Dataset items:
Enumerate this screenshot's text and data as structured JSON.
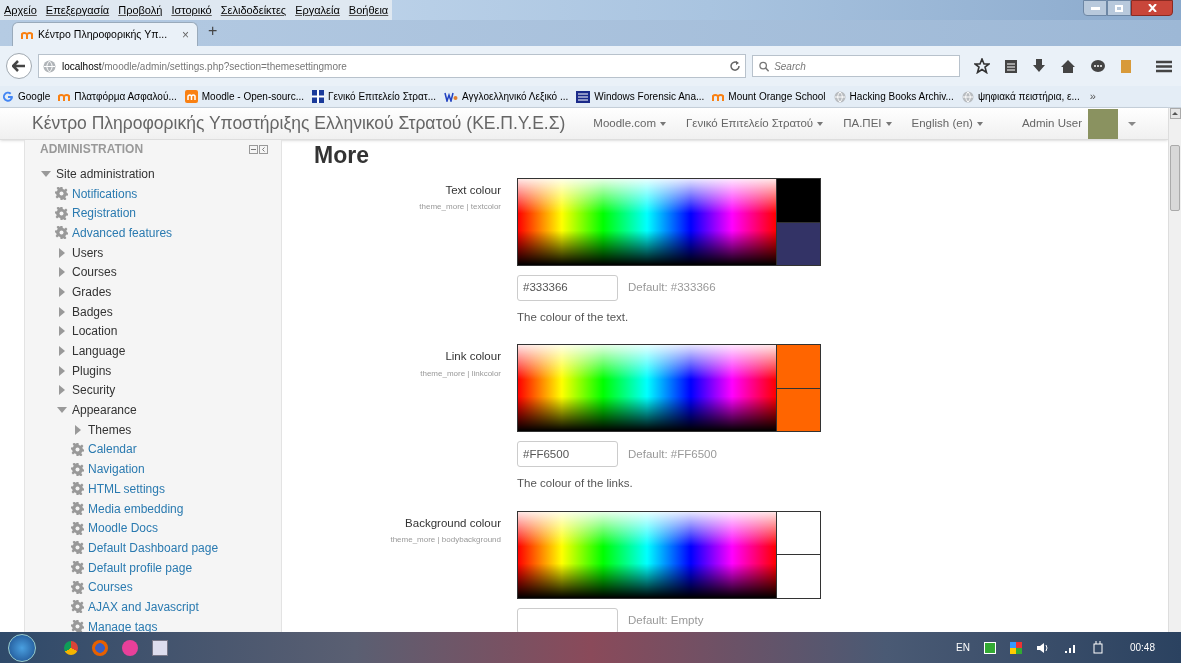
{
  "menu_bar": [
    "Αρχείο",
    "Επεξεργασία",
    "Προβολή",
    "Ιστορικό",
    "Σελιδοδείκτες",
    "Εργαλεία",
    "Βοήθεια"
  ],
  "tabs": [
    {
      "label": "Κέντρο Πληροφορικής Υπ...",
      "selected": true,
      "close": "×"
    }
  ],
  "new_tab": "+",
  "address": {
    "host": "localhost",
    "path": "/moodle/admin/settings.php?section=themesettingmore"
  },
  "search": {
    "placeholder": "Search"
  },
  "bookmarks": [
    {
      "label": "Google",
      "kind": "google"
    },
    {
      "label": "Πλατφόρμα Ασφαλού...",
      "kind": "moodle"
    },
    {
      "label": "Moodle - Open-sourc...",
      "kind": "moodlebox"
    },
    {
      "label": "Γενικό Επιτελείο Στρατ...",
      "kind": "flag"
    },
    {
      "label": "Αγγλοελληνικό Λεξικό ...",
      "kind": "wr"
    },
    {
      "label": "Windows Forensic Ana...",
      "kind": "book"
    },
    {
      "label": "Mount Orange School",
      "kind": "moodle"
    },
    {
      "label": "Hacking Books Archiv...",
      "kind": "globe"
    },
    {
      "label": "ψηφιακά πειστήρια, ε...",
      "kind": "globe"
    }
  ],
  "bookmarks_more": "»",
  "navbar": {
    "title": "Κέντρο Πληροφορικής Υποστήριξης Ελληνικού Στρατού (ΚΕ.Π.Υ.Ε.Σ)",
    "menus": [
      "Moodle.com",
      "Γενικό Επιτελείο Στρατού",
      "ΠΑ.ΠΕΙ",
      "English (en)"
    ],
    "user": "Admin User"
  },
  "sidebar": {
    "title": "ADMINISTRATION",
    "items": [
      {
        "label": "Site administration",
        "kind": "folder",
        "expanded": true,
        "children": [
          {
            "label": "Notifications",
            "kind": "link"
          },
          {
            "label": "Registration",
            "kind": "link"
          },
          {
            "label": "Advanced features",
            "kind": "link"
          },
          {
            "label": "Users",
            "kind": "folder",
            "expanded": false
          },
          {
            "label": "Courses",
            "kind": "folder",
            "expanded": false
          },
          {
            "label": "Grades",
            "kind": "folder",
            "expanded": false
          },
          {
            "label": "Badges",
            "kind": "folder",
            "expanded": false
          },
          {
            "label": "Location",
            "kind": "folder",
            "expanded": false
          },
          {
            "label": "Language",
            "kind": "folder",
            "expanded": false
          },
          {
            "label": "Plugins",
            "kind": "folder",
            "expanded": false
          },
          {
            "label": "Security",
            "kind": "folder",
            "expanded": false
          },
          {
            "label": "Appearance",
            "kind": "folder",
            "expanded": true,
            "children": [
              {
                "label": "Themes",
                "kind": "folder",
                "expanded": false
              },
              {
                "label": "Calendar",
                "kind": "link"
              },
              {
                "label": "Navigation",
                "kind": "link"
              },
              {
                "label": "HTML settings",
                "kind": "link"
              },
              {
                "label": "Media embedding",
                "kind": "link"
              },
              {
                "label": "Moodle Docs",
                "kind": "link"
              },
              {
                "label": "Default Dashboard page",
                "kind": "link"
              },
              {
                "label": "Default profile page",
                "kind": "link"
              },
              {
                "label": "Courses",
                "kind": "link"
              },
              {
                "label": "AJAX and Javascript",
                "kind": "link"
              },
              {
                "label": "Manage tags",
                "kind": "link"
              }
            ]
          }
        ]
      }
    ]
  },
  "heading": "More",
  "settings": [
    {
      "label": "Text colour",
      "config": "theme_more | textcolor",
      "swatches": [
        {
          "color": "#000000"
        },
        {
          "color": "#333366"
        }
      ],
      "value": "#333366",
      "default": "Default: #333366",
      "description": "The colour of the text."
    },
    {
      "label": "Link colour",
      "config": "theme_more | linkcolor",
      "swatches": [
        {
          "color": "#ff6500"
        },
        {
          "color": "#ff6500"
        }
      ],
      "value": "#FF6500",
      "default": "Default: #FF6500",
      "description": "The colour of the links."
    },
    {
      "label": "Background colour",
      "config": "theme_more | bodybackground",
      "swatches": [
        {
          "color": "#ffffff"
        },
        {
          "color": "#ffffff"
        }
      ],
      "default": "Default: Empty"
    }
  ],
  "taskbar": {
    "language": "EN",
    "time": "00:48"
  }
}
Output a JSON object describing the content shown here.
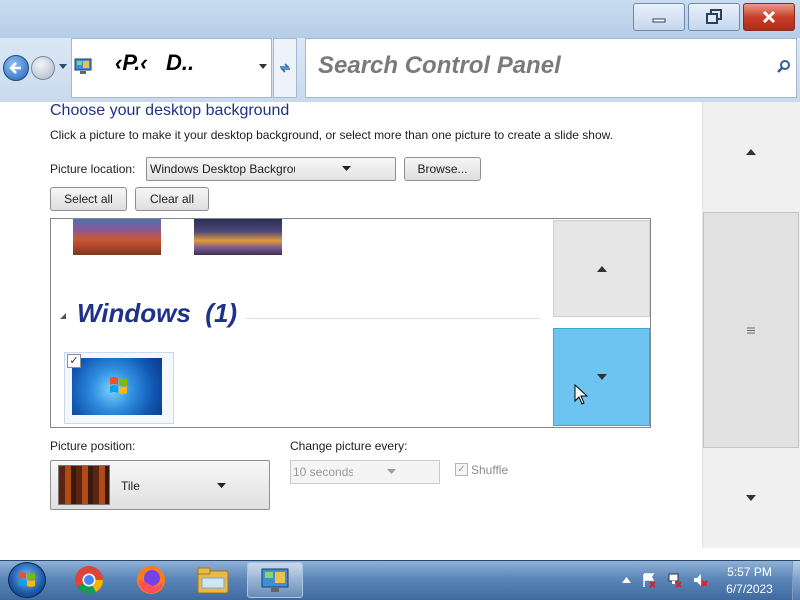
{
  "window": {
    "address": "‹P.‹   D..",
    "search_placeholder": "Search Control Panel"
  },
  "content": {
    "title": "Choose your desktop background",
    "description": "Click a picture to make it your desktop background, or select more than one picture to create a slide show.",
    "picture_location_label": "Picture location:",
    "picture_location_value": "Windows Desktop Backgrounds",
    "browse_label": "Browse...",
    "select_all_label": "Select all",
    "clear_all_label": "Clear all",
    "gallery": {
      "group_header": "Windows  (1)",
      "windows_selected": true
    },
    "picture_position_label": "Picture position:",
    "picture_position_value": "Tile",
    "change_every_label": "Change picture every:",
    "change_every_value": "10 seconds",
    "shuffle_label": "Shuffle"
  },
  "taskbar": {
    "time": "5:57 PM",
    "date": "6/7/2023"
  },
  "colors": {
    "title_text": "#1e3287",
    "hover_blue": "#6ec4f0",
    "close_red": "#c8402b"
  },
  "icons": {
    "minimize": "minimize-icon",
    "maximize": "restore-icon",
    "close": "close-icon",
    "search": "search-icon",
    "refresh": "refresh-icon",
    "scroll_up": "chevron-up-icon",
    "scroll_down": "chevron-down-icon"
  }
}
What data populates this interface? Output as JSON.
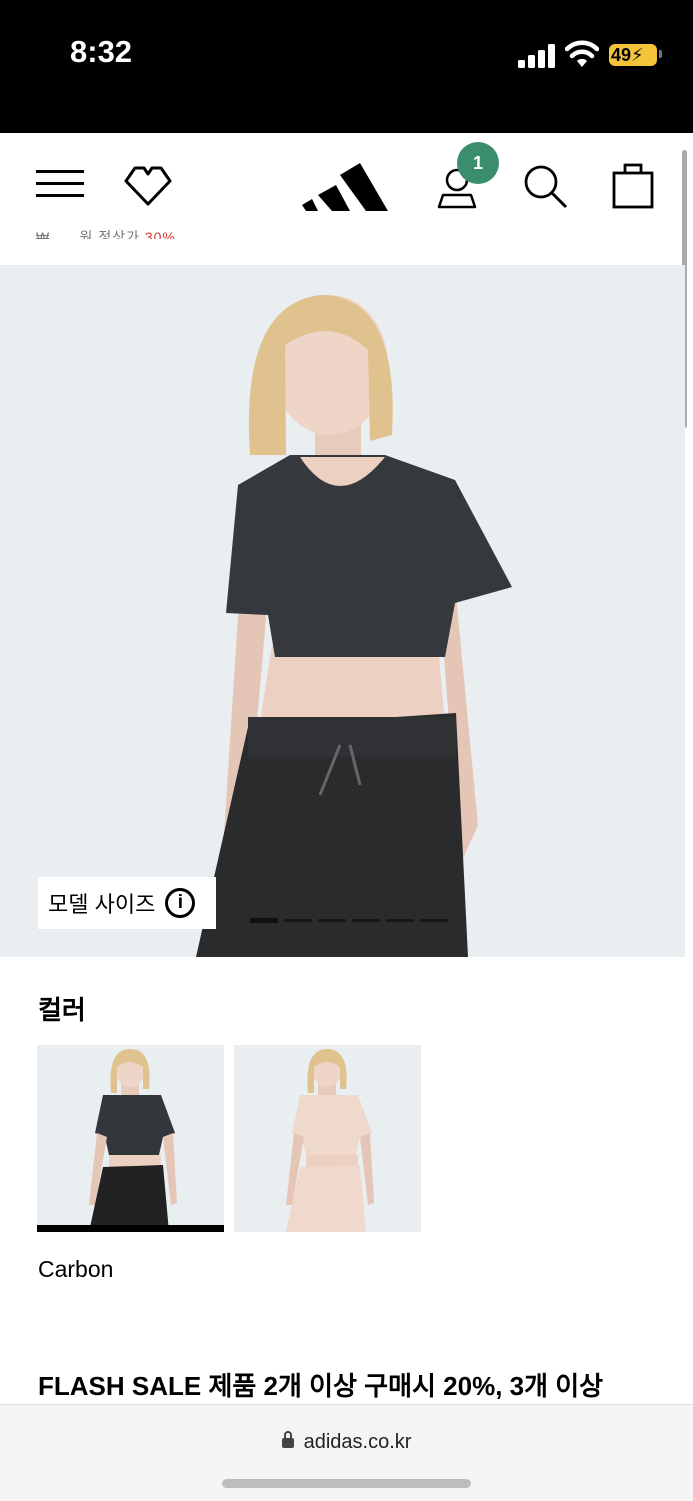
{
  "status_bar": {
    "time": "8:32",
    "battery": "49"
  },
  "nav": {
    "cart_badge": "1",
    "partial_text": "₩,,,,, 원 정상가 ",
    "partial_sale": "30%"
  },
  "hero": {
    "model_size_label": "모델 사이즈",
    "info_icon": "i",
    "pager_total": 6,
    "pager_active": 1
  },
  "color": {
    "heading": "컬러",
    "selected_name": "Carbon",
    "swatches": [
      "carbon",
      "pink"
    ]
  },
  "promo": {
    "text": "FLASH SALE 제품 2개 이상 구매시 20%, 3개 이상"
  },
  "browser": {
    "url": "adidas.co.kr"
  },
  "colors": {
    "badge": "#3b8e6c",
    "hero_bg": "#e9eef0",
    "sale": "#e0362c"
  }
}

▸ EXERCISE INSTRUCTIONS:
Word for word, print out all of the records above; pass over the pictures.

▸ RESULT OF THIS EXERCISE:
Enumerate this screenshot's text and data as structured JSON.
{
  "menu_bar": [
    "Αρχείο",
    "Επεξεργασία",
    "Προβολή",
    "Ιστορικό",
    "Σελιδοδείκτες",
    "Εργαλεία",
    "Βοήθεια"
  ],
  "tabs": [
    {
      "label": "Κέντρο Πληροφορικής Υπ...",
      "selected": true,
      "close": "×"
    }
  ],
  "new_tab": "+",
  "address": {
    "host": "localhost",
    "path": "/moodle/admin/settings.php?section=themesettingmore"
  },
  "search": {
    "placeholder": "Search"
  },
  "bookmarks": [
    {
      "label": "Google",
      "kind": "google"
    },
    {
      "label": "Πλατφόρμα Ασφαλού...",
      "kind": "moodle"
    },
    {
      "label": "Moodle - Open-sourc...",
      "kind": "moodlebox"
    },
    {
      "label": "Γενικό Επιτελείο Στρατ...",
      "kind": "flag"
    },
    {
      "label": "Αγγλοελληνικό Λεξικό ...",
      "kind": "wr"
    },
    {
      "label": "Windows Forensic Ana...",
      "kind": "book"
    },
    {
      "label": "Mount Orange School",
      "kind": "moodle"
    },
    {
      "label": "Hacking Books Archiv...",
      "kind": "globe"
    },
    {
      "label": "ψηφιακά πειστήρια, ε...",
      "kind": "globe"
    }
  ],
  "bookmarks_more": "»",
  "navbar": {
    "title": "Κέντρο Πληροφορικής Υποστήριξης Ελληνικού Στρατού (ΚΕ.Π.Υ.Ε.Σ)",
    "menus": [
      "Moodle.com",
      "Γενικό Επιτελείο Στρατού",
      "ΠΑ.ΠΕΙ",
      "English (en)"
    ],
    "user": "Admin User"
  },
  "sidebar": {
    "title": "ADMINISTRATION",
    "items": [
      {
        "label": "Site administration",
        "kind": "folder",
        "expanded": true,
        "children": [
          {
            "label": "Notifications",
            "kind": "link"
          },
          {
            "label": "Registration",
            "kind": "link"
          },
          {
            "label": "Advanced features",
            "kind": "link"
          },
          {
            "label": "Users",
            "kind": "folder",
            "expanded": false
          },
          {
            "label": "Courses",
            "kind": "folder",
            "expanded": false
          },
          {
            "label": "Grades",
            "kind": "folder",
            "expanded": false
          },
          {
            "label": "Badges",
            "kind": "folder",
            "expanded": false
          },
          {
            "label": "Location",
            "kind": "folder",
            "expanded": false
          },
          {
            "label": "Language",
            "kind": "folder",
            "expanded": false
          },
          {
            "label": "Plugins",
            "kind": "folder",
            "expanded": false
          },
          {
            "label": "Security",
            "kind": "folder",
            "expanded": false
          },
          {
            "label": "Appearance",
            "kind": "folder",
            "expanded": true,
            "children": [
              {
                "label": "Themes",
                "kind": "folder",
                "expanded": false
              },
              {
                "label": "Calendar",
                "kind": "link"
              },
              {
                "label": "Navigation",
                "kind": "link"
              },
              {
                "label": "HTML settings",
                "kind": "link"
              },
              {
                "label": "Media embedding",
                "kind": "link"
              },
              {
                "label": "Moodle Docs",
                "kind": "link"
              },
              {
                "label": "Default Dashboard page",
                "kind": "link"
              },
              {
                "label": "Default profile page",
                "kind": "link"
              },
              {
                "label": "Courses",
                "kind": "link"
              },
              {
                "label": "AJAX and Javascript",
                "kind": "link"
              },
              {
                "label": "Manage tags",
                "kind": "link"
              }
            ]
          }
        ]
      }
    ]
  },
  "heading": "More",
  "settings": [
    {
      "label": "Text colour",
      "config": "theme_more | textcolor",
      "swatches": [
        {
          "color": "#000000"
        },
        {
          "color": "#333366"
        }
      ],
      "value": "#333366",
      "default": "Default: #333366",
      "description": "The colour of the text."
    },
    {
      "label": "Link colour",
      "config": "theme_more | linkcolor",
      "swatches": [
        {
          "color": "#ff6500"
        },
        {
          "color": "#ff6500"
        }
      ],
      "value": "#FF6500",
      "default": "Default: #FF6500",
      "description": "The colour of the links."
    },
    {
      "label": "Background colour",
      "config": "theme_more | bodybackground",
      "swatches": [
        {
          "color": "#ffffff"
        },
        {
          "color": "#ffffff"
        }
      ],
      "default": "Default: Empty"
    }
  ],
  "taskbar": {
    "language": "EN",
    "time": "00:48"
  }
}
Output a JSON object describing the content shown here.
{
  "window": {
    "address": "‹P.‹   D..",
    "search_placeholder": "Search Control Panel"
  },
  "content": {
    "title": "Choose your desktop background",
    "description": "Click a picture to make it your desktop background, or select more than one picture to create a slide show.",
    "picture_location_label": "Picture location:",
    "picture_location_value": "Windows Desktop Backgrounds",
    "browse_label": "Browse...",
    "select_all_label": "Select all",
    "clear_all_label": "Clear all",
    "gallery": {
      "group_header": "Windows  (1)",
      "windows_selected": true
    },
    "picture_position_label": "Picture position:",
    "picture_position_value": "Tile",
    "change_every_label": "Change picture every:",
    "change_every_value": "10 seconds",
    "shuffle_label": "Shuffle"
  },
  "taskbar": {
    "time": "5:57 PM",
    "date": "6/7/2023"
  },
  "colors": {
    "title_text": "#1e3287",
    "hover_blue": "#6ec4f0",
    "close_red": "#c8402b"
  },
  "icons": {
    "minimize": "minimize-icon",
    "maximize": "restore-icon",
    "close": "close-icon",
    "search": "search-icon",
    "refresh": "refresh-icon",
    "scroll_up": "chevron-up-icon",
    "scroll_down": "chevron-down-icon"
  }
}
What data populates this interface? Output as JSON.
{
  "status_bar": {
    "time": "8:32",
    "battery": "49"
  },
  "nav": {
    "cart_badge": "1",
    "partial_text": "₩,,,,, 원 정상가 ",
    "partial_sale": "30%"
  },
  "hero": {
    "model_size_label": "모델 사이즈",
    "info_icon": "i",
    "pager_total": 6,
    "pager_active": 1
  },
  "color": {
    "heading": "컬러",
    "selected_name": "Carbon",
    "swatches": [
      "carbon",
      "pink"
    ]
  },
  "promo": {
    "text": "FLASH SALE 제품 2개 이상 구매시 20%, 3개 이상"
  },
  "browser": {
    "url": "adidas.co.kr"
  },
  "colors": {
    "badge": "#3b8e6c",
    "hero_bg": "#e9eef0",
    "sale": "#e0362c"
  }
}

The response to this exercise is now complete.